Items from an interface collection
···

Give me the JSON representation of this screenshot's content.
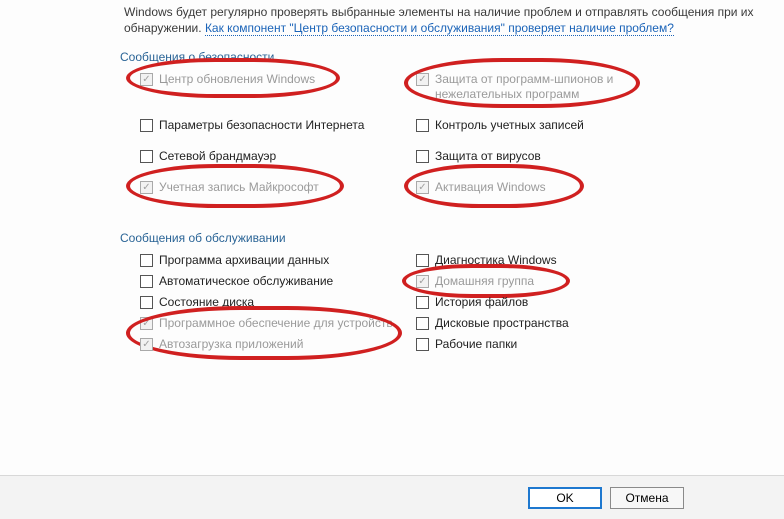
{
  "intro": {
    "text_before": "Windows будет регулярно проверять выбранные элементы на наличие проблем и отправлять сообщения при их обнаружении. ",
    "link": "Как компонент \"Центр безопасности и обслуживания\" проверяет наличие проблем?"
  },
  "sections": {
    "security": {
      "title": "Сообщения о безопасности",
      "items": {
        "windows_update": "Центр обновления Windows",
        "spyware": "Защита от программ-шпионов и нежелательных программ",
        "internet_security": "Параметры безопасности Интернета",
        "uac": "Контроль учетных записей",
        "firewall": "Сетевой брандмауэр",
        "virus": "Защита от вирусов",
        "ms_account": "Учетная запись Майкрософт",
        "activation": "Активация Windows"
      }
    },
    "maintenance": {
      "title": "Сообщения об обслуживании",
      "items": {
        "backup": "Программа архивации данных",
        "diagnostics": "Диагностика Windows",
        "auto_maint": "Автоматическое обслуживание",
        "homegroup": "Домашняя группа",
        "disk_state": "Состояние диска",
        "file_history": "История файлов",
        "device_software": "Программное обеспечение для устройств",
        "storage_spaces": "Дисковые пространства",
        "app_startup": "Автозагрузка приложений",
        "work_folders": "Рабочие папки"
      }
    }
  },
  "buttons": {
    "ok": "OK",
    "cancel": "Отмена"
  },
  "annotation_color": "#d02020"
}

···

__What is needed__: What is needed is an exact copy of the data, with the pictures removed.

__Exercise answer__:
Give me the JSON representation of this screenshot's content.
{
  "intro": {
    "text_before": "Windows будет регулярно проверять выбранные элементы на наличие проблем и отправлять сообщения при их обнаружении. ",
    "link": "Как компонент \"Центр безопасности и обслуживания\" проверяет наличие проблем?"
  },
  "sections": {
    "security": {
      "title": "Сообщения о безопасности",
      "items": {
        "windows_update": "Центр обновления Windows",
        "spyware": "Защита от программ-шпионов и нежелательных программ",
        "internet_security": "Параметры безопасности Интернета",
        "uac": "Контроль учетных записей",
        "firewall": "Сетевой брандмауэр",
        "virus": "Защита от вирусов",
        "ms_account": "Учетная запись Майкрософт",
        "activation": "Активация Windows"
      }
    },
    "maintenance": {
      "title": "Сообщения об обслуживании",
      "items": {
        "backup": "Программа архивации данных",
        "diagnostics": "Диагностика Windows",
        "auto_maint": "Автоматическое обслуживание",
        "homegroup": "Домашняя группа",
        "disk_state": "Состояние диска",
        "file_history": "История файлов",
        "device_software": "Программное обеспечение для устройств",
        "storage_spaces": "Дисковые пространства",
        "app_startup": "Автозагрузка приложений",
        "work_folders": "Рабочие папки"
      }
    }
  },
  "buttons": {
    "ok": "OK",
    "cancel": "Отмена"
  },
  "annotation_color": "#d02020"
}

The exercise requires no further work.